The keys are full-size and work relatively on purpose. This is due to the conical surface, which means a depression towards the middle. Here, your finger is better and doesn’t slide so easily left or right.
However, if you are looking for a clear and generous design, there is none of that here. Lenovo has forced the arrow keys under the Enter key and to the right of shift, which means more typos in this area. The white, white letters of the keys are worthy of praise. A numeric keypad in the standard layout is present and facilitates the entry of numbers and the use of calculators to a large extent. The keys are actually very narrow, but can be typed comfortably due to the conical shape.
The touchpad is integrated into the palm rest. The small interruption in the rest of the hands with a light texture makes a difference, which can be felt with enough clarity. The surface is sensitive to the outer regions. Both mouse keys are sunk in a depression. For smooth use, this appears to be a negative factor, because the thumb pushes the top edge (mousepad) and the bottom edge (left of the hand). The keys have a low stroke and emit a clicking sound that sounds hollow but low sound.
The multi-touch keyboard (Synaptics V7.2) offers the option of two-finger navigation. Two-finger zoom ing or scrolling is disabled by default, as is horizontal scrolling (scroll bar, one finger).
Lenovo implements a WXGA panel with a native resolution of 1366 x 768 pixels. The 16:9 display (LTN156AT05J01) is non-glare and more or less means strong reflections in unfavorable backlighting. The contrast of the display is extremely low at 151:1. The measured black value is at 1.35 cd/m2. The widescreen displays dark areas that are not in dark black, as it should in a perfect TFT. A grey glow remains present and is also not favored by the glare-type finish of the screen, which is color-friendly.

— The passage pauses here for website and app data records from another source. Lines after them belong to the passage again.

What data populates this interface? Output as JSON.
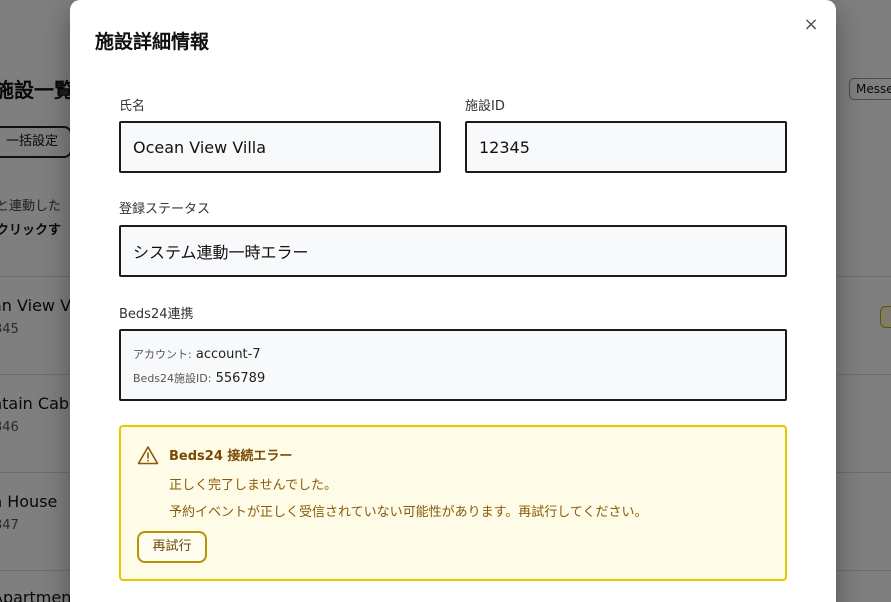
{
  "background": {
    "page_title": "施設一覧",
    "bulk_settings_label": "一括設定",
    "description_line1": "と連動した",
    "description_line2": "クリックす",
    "message_button_label": "Messe",
    "rows": [
      {
        "name": "an View Vi",
        "id": "345"
      },
      {
        "name": "ntain Cabi",
        "id": "346"
      },
      {
        "name": "h House",
        "id": "347"
      },
      {
        "name": "Apartmen",
        "id": ""
      }
    ]
  },
  "modal": {
    "title": "施設詳細情報",
    "close_glyph": "×",
    "name_label": "氏名",
    "name_value": "Ocean View Villa",
    "facility_id_label": "施設ID",
    "facility_id_value": "12345",
    "status_label": "登録ステータス",
    "status_value": "システム連動一時エラー",
    "beds24": {
      "section_label": "Beds24連携",
      "account_key": "アカウント:",
      "account_value": "account-7",
      "property_key": "Beds24施設ID:",
      "property_value": "556789"
    },
    "alert": {
      "icon": "warning-icon",
      "title": "Beds24 接続エラー",
      "message1": "正しく完了しませんでした。",
      "message2": "予約イベントが正しく受信されていない可能性があります。再試行してください。",
      "retry_label": "再試行"
    }
  },
  "colors": {
    "alert_background": "#fefbe6",
    "alert_border": "#e5c900",
    "alert_text": "#8a5a0a"
  }
}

The display distributes brightness relatively consistently across the panel (92%). In the middle we measure a maximum value of 204 cd / m2. On the left, the brightness only drops to 193 cd/m2. This difference is not noticeable to the naked eye, so there are no bright dark spots.
Lenovo G560 Manual – The Lenovo G560’s display is not suitable for outdoor use for two reasons. Reflective quality and low brightness (200 cd/m2) cannot prevail against sunlight. Strong reflections, depending on exposure to light, limit the view and force the user to adjust the viewing angle or, respectively, to find a shaded area.
When it comes to viewing angles, the test device is very limited. View angles describe whether colors or text are still clearly visible from a side view. On the G560’s 15.6-inch panel, users don’t have much range. If the eyes move up or down (vertical), then the colors fade clearly even from 20 degrees. To the right and left (horizontal) we can deviate from the center up to 45 degrees. Only then are the colors reversed.
The Core i3-350M (2.26 GHz) first welcomed us on the 17.3-inch Asus K72JK-TY001V. Generally, almost all manufacturers use the i3-330M, with a slightly slower clock speed of 2.13 GHz on all of their small Intel Core laptops. A performance advantage for the customer? Let’s find out.
Intel’s new mobile processors, Core i3, i5 and i7, are at the top of the laptop buyer’s wish list for a reason. The new CPUs can better scale their performance thanks to Turbo Boost and therefore only use as much power as programs require.
turbo? Unfortunately, it is not on the Core i3-350M CPU (2.26 GHz). At least there is hyper-threading (HT). All Core processors have this feature in common. It means that each physical core is helped by a virtual core each. The native dual-core processor can therefore calculate with four threads. Operating system and office applications running concurrently can benefit from HT.
Lenovo G560 Manual PDF